Every entry needs to appear again exactly as written below.

### Source material

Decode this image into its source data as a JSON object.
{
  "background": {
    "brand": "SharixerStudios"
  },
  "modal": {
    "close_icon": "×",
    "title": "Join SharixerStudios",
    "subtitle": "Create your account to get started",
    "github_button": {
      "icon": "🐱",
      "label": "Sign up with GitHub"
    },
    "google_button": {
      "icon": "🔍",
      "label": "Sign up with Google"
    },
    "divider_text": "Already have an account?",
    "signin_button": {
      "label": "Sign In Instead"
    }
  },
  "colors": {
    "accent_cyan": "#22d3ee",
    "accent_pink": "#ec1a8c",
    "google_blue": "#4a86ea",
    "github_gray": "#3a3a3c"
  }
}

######

> [Solution to this task]:
Decode this image into its source data as a JSON object.
{
  "background": {
    "brand": "SharixerStudios"
  },
  "modal": {
    "close_icon": "×",
    "title": "Join SharixerStudios",
    "subtitle": "Create your account to get started",
    "github_button": {
      "icon": "🐱",
      "label": "Sign up with GitHub"
    },
    "google_button": {
      "icon": "🔍",
      "label": "Sign up with Google"
    },
    "divider_text": "Already have an account?",
    "signin_button": {
      "label": "Sign In Instead"
    }
  },
  "colors": {
    "accent_cyan": "#22d3ee",
    "accent_pink": "#ec1a8c",
    "google_blue": "#4a86ea",
    "github_gray": "#3a3a3c"
  }
}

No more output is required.